With the entries below as the source, tally the lines that contain the string "selector" and give the number only.

> [GIVEN RECORDS]
★ ★ ★ ★
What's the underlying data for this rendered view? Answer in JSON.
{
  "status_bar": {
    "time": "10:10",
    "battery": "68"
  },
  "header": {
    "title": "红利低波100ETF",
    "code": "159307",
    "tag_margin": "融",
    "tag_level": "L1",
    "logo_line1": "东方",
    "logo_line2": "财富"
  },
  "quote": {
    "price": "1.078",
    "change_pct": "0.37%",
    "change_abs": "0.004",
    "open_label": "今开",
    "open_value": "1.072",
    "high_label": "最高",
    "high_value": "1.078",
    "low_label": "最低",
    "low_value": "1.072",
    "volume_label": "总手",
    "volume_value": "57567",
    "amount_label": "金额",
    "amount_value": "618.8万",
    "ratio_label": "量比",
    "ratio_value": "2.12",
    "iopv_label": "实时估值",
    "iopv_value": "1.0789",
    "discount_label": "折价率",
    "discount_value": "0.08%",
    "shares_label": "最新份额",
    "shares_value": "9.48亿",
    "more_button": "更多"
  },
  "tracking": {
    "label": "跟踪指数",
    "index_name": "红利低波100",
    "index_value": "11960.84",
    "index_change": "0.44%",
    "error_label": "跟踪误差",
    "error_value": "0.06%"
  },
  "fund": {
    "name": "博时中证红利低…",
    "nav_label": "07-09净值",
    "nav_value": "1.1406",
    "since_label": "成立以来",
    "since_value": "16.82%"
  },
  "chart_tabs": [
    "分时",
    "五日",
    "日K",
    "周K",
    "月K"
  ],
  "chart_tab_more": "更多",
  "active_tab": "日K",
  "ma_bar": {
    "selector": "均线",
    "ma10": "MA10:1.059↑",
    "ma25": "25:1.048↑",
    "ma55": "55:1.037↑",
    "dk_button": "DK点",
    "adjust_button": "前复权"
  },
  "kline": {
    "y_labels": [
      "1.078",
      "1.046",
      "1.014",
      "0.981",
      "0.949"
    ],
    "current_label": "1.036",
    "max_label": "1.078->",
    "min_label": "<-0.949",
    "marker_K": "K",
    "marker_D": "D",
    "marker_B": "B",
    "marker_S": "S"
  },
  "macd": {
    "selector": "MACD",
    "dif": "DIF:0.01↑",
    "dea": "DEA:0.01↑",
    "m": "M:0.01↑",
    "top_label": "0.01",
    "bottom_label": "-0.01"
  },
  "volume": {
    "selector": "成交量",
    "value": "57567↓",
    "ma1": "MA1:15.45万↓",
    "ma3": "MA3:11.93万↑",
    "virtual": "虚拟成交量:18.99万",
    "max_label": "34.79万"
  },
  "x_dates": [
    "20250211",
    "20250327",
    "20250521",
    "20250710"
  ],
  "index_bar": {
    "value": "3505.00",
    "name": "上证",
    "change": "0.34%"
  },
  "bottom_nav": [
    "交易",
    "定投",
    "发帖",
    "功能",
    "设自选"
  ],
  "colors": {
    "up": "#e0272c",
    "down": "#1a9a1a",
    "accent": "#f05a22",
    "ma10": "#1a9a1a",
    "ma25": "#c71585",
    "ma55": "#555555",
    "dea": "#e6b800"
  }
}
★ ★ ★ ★
> [WRITTEN SOLUTION] 3